::: Data shown
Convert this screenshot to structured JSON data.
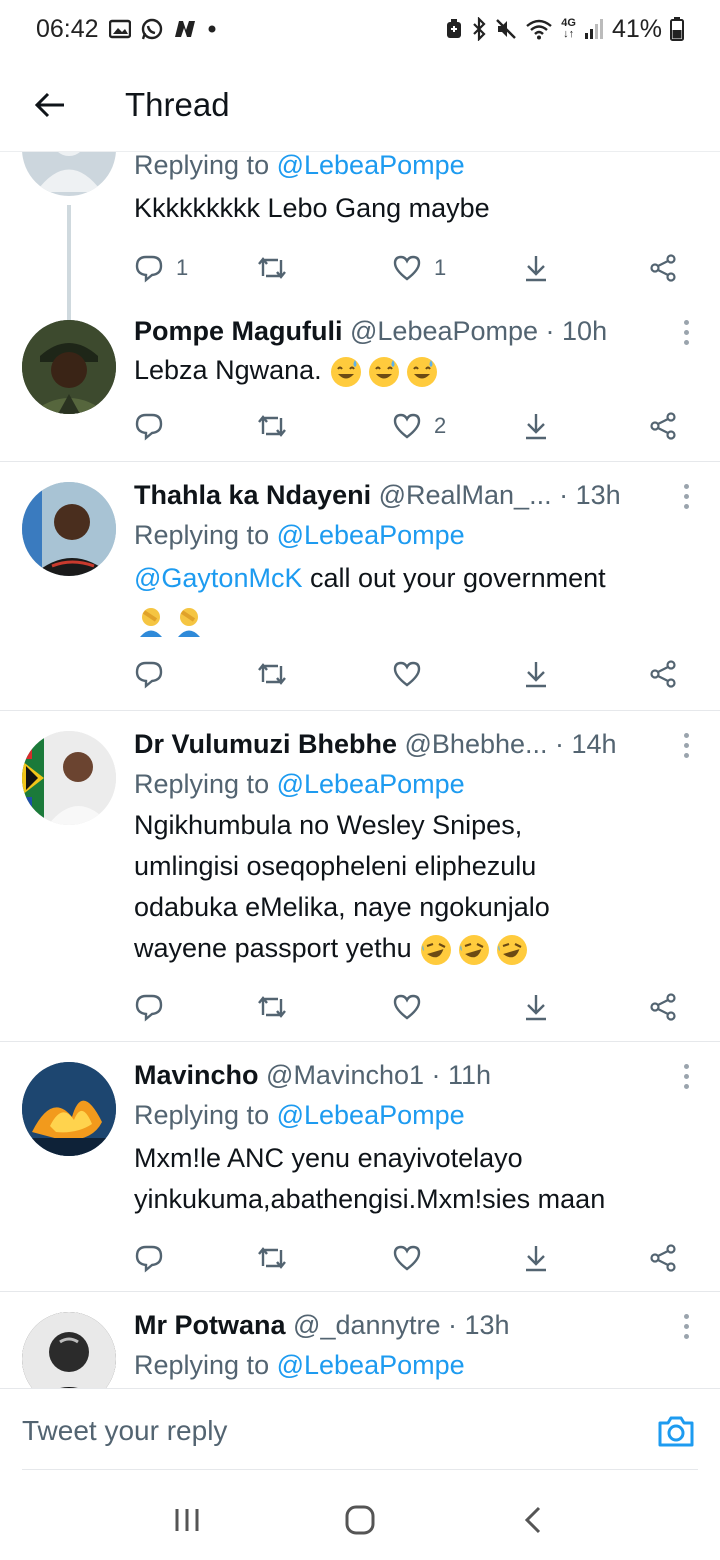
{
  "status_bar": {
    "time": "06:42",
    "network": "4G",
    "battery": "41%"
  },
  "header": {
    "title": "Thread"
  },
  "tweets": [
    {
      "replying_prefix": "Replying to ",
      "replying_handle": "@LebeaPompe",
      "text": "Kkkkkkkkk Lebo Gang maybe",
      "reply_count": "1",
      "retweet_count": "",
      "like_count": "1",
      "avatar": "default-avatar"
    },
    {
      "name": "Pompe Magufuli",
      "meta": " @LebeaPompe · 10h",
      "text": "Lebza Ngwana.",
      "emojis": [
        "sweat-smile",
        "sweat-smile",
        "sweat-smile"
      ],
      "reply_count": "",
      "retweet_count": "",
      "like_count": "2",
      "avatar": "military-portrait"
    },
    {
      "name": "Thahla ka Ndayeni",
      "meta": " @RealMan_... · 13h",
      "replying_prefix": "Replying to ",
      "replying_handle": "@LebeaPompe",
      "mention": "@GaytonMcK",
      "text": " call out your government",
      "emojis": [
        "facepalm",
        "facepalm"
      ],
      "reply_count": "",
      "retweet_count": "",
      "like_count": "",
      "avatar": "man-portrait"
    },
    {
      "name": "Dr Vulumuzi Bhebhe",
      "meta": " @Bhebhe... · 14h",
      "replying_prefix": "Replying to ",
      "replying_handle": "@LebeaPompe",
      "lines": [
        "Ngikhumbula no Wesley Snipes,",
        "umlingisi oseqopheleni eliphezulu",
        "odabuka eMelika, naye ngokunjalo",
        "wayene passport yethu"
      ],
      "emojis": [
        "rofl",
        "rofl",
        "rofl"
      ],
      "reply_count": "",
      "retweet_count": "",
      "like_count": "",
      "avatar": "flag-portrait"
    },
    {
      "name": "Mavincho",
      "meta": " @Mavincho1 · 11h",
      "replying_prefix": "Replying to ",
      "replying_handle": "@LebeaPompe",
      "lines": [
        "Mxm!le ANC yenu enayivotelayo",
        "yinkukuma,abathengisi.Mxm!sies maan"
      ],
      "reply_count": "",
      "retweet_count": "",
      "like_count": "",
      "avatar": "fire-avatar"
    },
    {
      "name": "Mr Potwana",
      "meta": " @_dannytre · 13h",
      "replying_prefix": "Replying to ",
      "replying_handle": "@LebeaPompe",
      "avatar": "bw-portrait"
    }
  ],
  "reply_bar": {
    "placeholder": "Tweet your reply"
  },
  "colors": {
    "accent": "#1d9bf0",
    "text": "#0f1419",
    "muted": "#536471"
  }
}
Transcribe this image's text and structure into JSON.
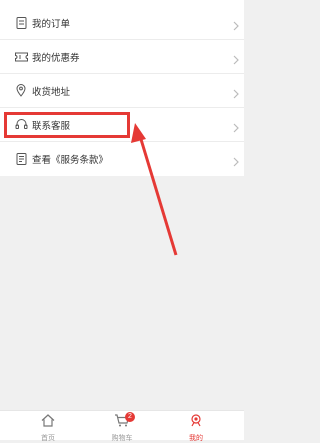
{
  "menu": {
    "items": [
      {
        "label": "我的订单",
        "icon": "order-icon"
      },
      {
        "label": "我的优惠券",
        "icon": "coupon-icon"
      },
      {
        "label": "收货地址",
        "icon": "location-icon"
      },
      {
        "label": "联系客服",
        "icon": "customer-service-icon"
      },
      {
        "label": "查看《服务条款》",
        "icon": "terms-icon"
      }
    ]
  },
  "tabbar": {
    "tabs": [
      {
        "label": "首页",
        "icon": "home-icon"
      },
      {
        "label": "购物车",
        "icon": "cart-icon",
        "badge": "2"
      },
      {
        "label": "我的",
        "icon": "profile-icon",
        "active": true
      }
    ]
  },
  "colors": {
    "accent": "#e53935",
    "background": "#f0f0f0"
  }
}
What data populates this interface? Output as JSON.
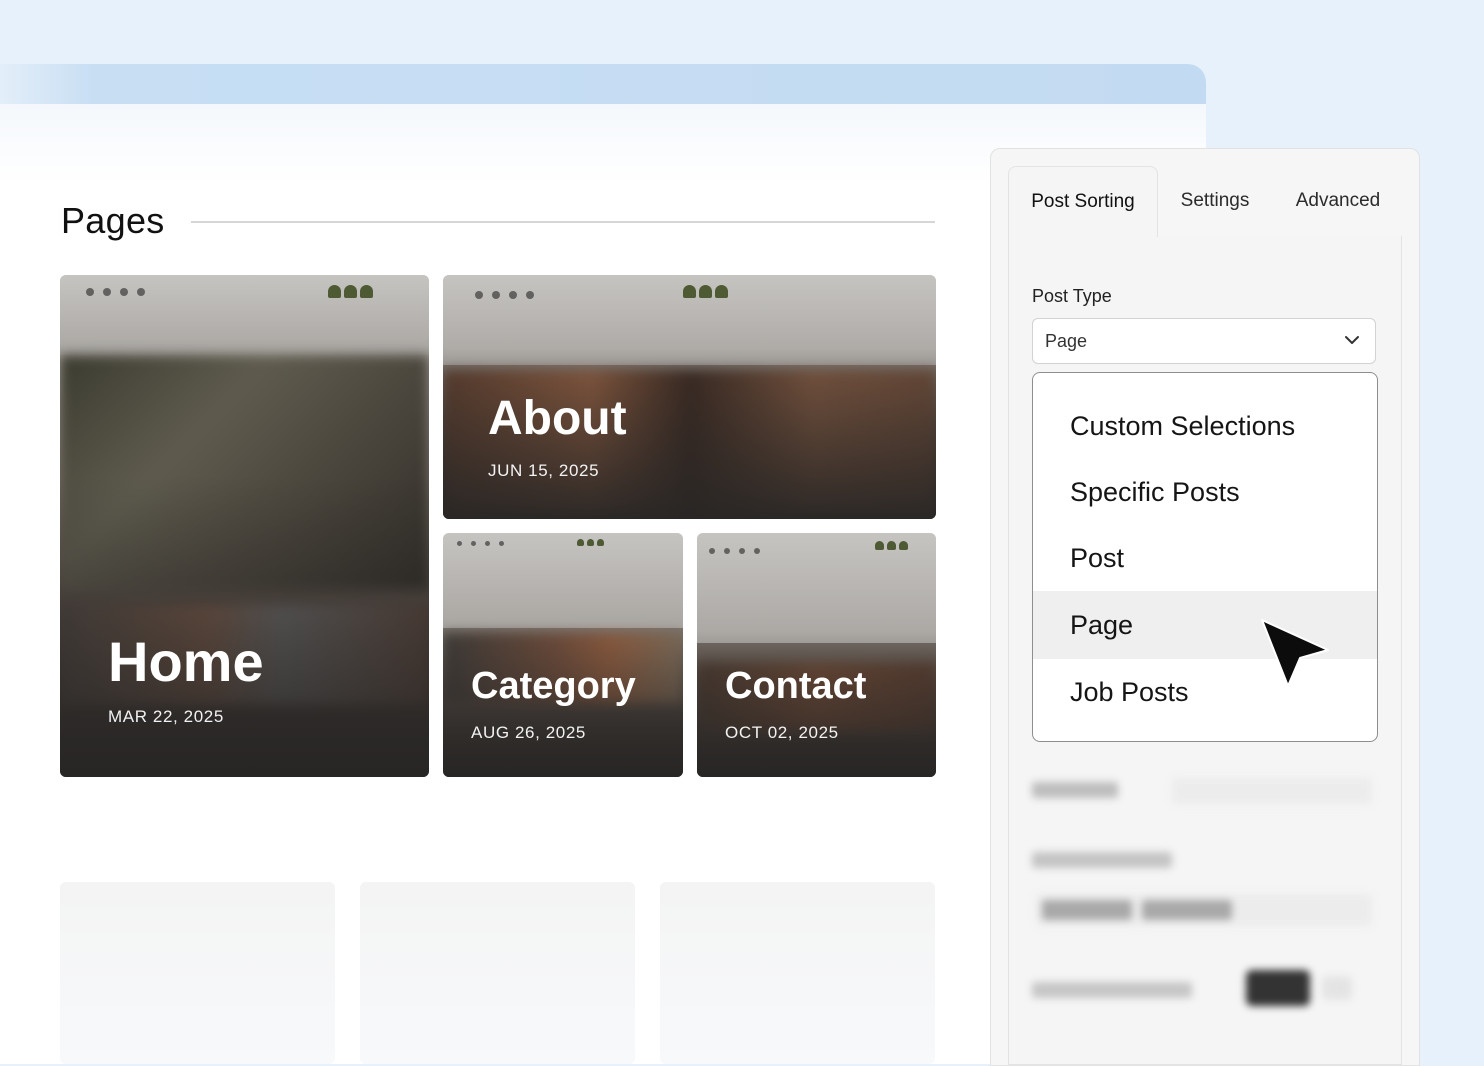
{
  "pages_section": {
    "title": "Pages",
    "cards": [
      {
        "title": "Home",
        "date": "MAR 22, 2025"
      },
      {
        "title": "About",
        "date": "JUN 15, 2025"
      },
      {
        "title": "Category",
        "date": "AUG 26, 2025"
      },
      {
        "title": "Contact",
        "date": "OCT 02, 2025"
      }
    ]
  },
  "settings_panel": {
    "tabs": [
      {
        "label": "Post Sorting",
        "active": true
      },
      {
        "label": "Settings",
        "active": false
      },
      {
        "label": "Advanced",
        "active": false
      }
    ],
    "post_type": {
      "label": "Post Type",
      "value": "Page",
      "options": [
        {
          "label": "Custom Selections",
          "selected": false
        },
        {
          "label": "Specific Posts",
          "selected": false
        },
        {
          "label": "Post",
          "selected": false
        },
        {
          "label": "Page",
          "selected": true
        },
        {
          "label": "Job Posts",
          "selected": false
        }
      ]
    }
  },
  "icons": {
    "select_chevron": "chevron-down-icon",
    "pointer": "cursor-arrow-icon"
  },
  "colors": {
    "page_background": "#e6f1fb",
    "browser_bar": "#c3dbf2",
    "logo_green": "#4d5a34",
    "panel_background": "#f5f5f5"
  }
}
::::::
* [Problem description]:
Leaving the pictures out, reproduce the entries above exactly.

* [Result of the task]:
Convert this screenshot to structured JSON data.
{
  "status_bar": {
    "time": "06:42",
    "network": "4G",
    "battery": "41%"
  },
  "header": {
    "title": "Thread"
  },
  "tweets": [
    {
      "replying_prefix": "Replying to ",
      "replying_handle": "@LebeaPompe",
      "text": "Kkkkkkkkk Lebo Gang maybe",
      "reply_count": "1",
      "retweet_count": "",
      "like_count": "1",
      "avatar": "default-avatar"
    },
    {
      "name": "Pompe Magufuli",
      "meta": " @LebeaPompe · 10h",
      "text": "Lebza Ngwana.",
      "emojis": [
        "sweat-smile",
        "sweat-smile",
        "sweat-smile"
      ],
      "reply_count": "",
      "retweet_count": "",
      "like_count": "2",
      "avatar": "military-portrait"
    },
    {
      "name": "Thahla ka Ndayeni",
      "meta": " @RealMan_... · 13h",
      "replying_prefix": "Replying to ",
      "replying_handle": "@LebeaPompe",
      "mention": "@GaytonMcK",
      "text": " call out your government",
      "emojis": [
        "facepalm",
        "facepalm"
      ],
      "reply_count": "",
      "retweet_count": "",
      "like_count": "",
      "avatar": "man-portrait"
    },
    {
      "name": "Dr Vulumuzi Bhebhe",
      "meta": " @Bhebhe... · 14h",
      "replying_prefix": "Replying to ",
      "replying_handle": "@LebeaPompe",
      "lines": [
        "Ngikhumbula no Wesley Snipes,",
        "umlingisi oseqopheleni eliphezulu",
        "odabuka eMelika, naye ngokunjalo",
        "wayene passport yethu"
      ],
      "emojis": [
        "rofl",
        "rofl",
        "rofl"
      ],
      "reply_count": "",
      "retweet_count": "",
      "like_count": "",
      "avatar": "flag-portrait"
    },
    {
      "name": "Mavincho",
      "meta": " @Mavincho1 · 11h",
      "replying_prefix": "Replying to ",
      "replying_handle": "@LebeaPompe",
      "lines": [
        "Mxm!le ANC yenu enayivotelayo",
        "yinkukuma,abathengisi.Mxm!sies maan"
      ],
      "reply_count": "",
      "retweet_count": "",
      "like_count": "",
      "avatar": "fire-avatar"
    },
    {
      "name": "Mr Potwana",
      "meta": " @_dannytre · 13h",
      "replying_prefix": "Replying to ",
      "replying_handle": "@LebeaPompe",
      "avatar": "bw-portrait"
    }
  ],
  "reply_bar": {
    "placeholder": "Tweet your reply"
  },
  "colors": {
    "accent": "#1d9bf0",
    "text": "#0f1419",
    "muted": "#536471"
  }
}
Transcribe this image's text and structure into JSON.
{
  "menu": {
    "items": [
      {
        "label": "我的订单",
        "icon": "order-icon"
      },
      {
        "label": "我的优惠券",
        "icon": "coupon-icon"
      },
      {
        "label": "收货地址",
        "icon": "location-icon"
      },
      {
        "label": "联系客服",
        "icon": "customer-service-icon"
      },
      {
        "label": "查看《服务条款》",
        "icon": "terms-icon"
      }
    ]
  },
  "tabbar": {
    "tabs": [
      {
        "label": "首页",
        "icon": "home-icon"
      },
      {
        "label": "购物车",
        "icon": "cart-icon",
        "badge": "2"
      },
      {
        "label": "我的",
        "icon": "profile-icon",
        "active": true
      }
    ]
  },
  "colors": {
    "accent": "#e53935",
    "background": "#f0f0f0"
  }
}
What data populates this interface? Output as JSON.
{
  "pages_section": {
    "title": "Pages",
    "cards": [
      {
        "title": "Home",
        "date": "MAR 22, 2025"
      },
      {
        "title": "About",
        "date": "JUN 15, 2025"
      },
      {
        "title": "Category",
        "date": "AUG 26, 2025"
      },
      {
        "title": "Contact",
        "date": "OCT 02, 2025"
      }
    ]
  },
  "settings_panel": {
    "tabs": [
      {
        "label": "Post Sorting",
        "active": true
      },
      {
        "label": "Settings",
        "active": false
      },
      {
        "label": "Advanced",
        "active": false
      }
    ],
    "post_type": {
      "label": "Post Type",
      "value": "Page",
      "options": [
        {
          "label": "Custom Selections",
          "selected": false
        },
        {
          "label": "Specific Posts",
          "selected": false
        },
        {
          "label": "Post",
          "selected": false
        },
        {
          "label": "Page",
          "selected": true
        },
        {
          "label": "Job Posts",
          "selected": false
        }
      ]
    }
  },
  "icons": {
    "select_chevron": "chevron-down-icon",
    "pointer": "cursor-arrow-icon"
  },
  "colors": {
    "page_background": "#e6f1fb",
    "browser_bar": "#c3dbf2",
    "logo_green": "#4d5a34",
    "panel_background": "#f5f5f5"
  }
}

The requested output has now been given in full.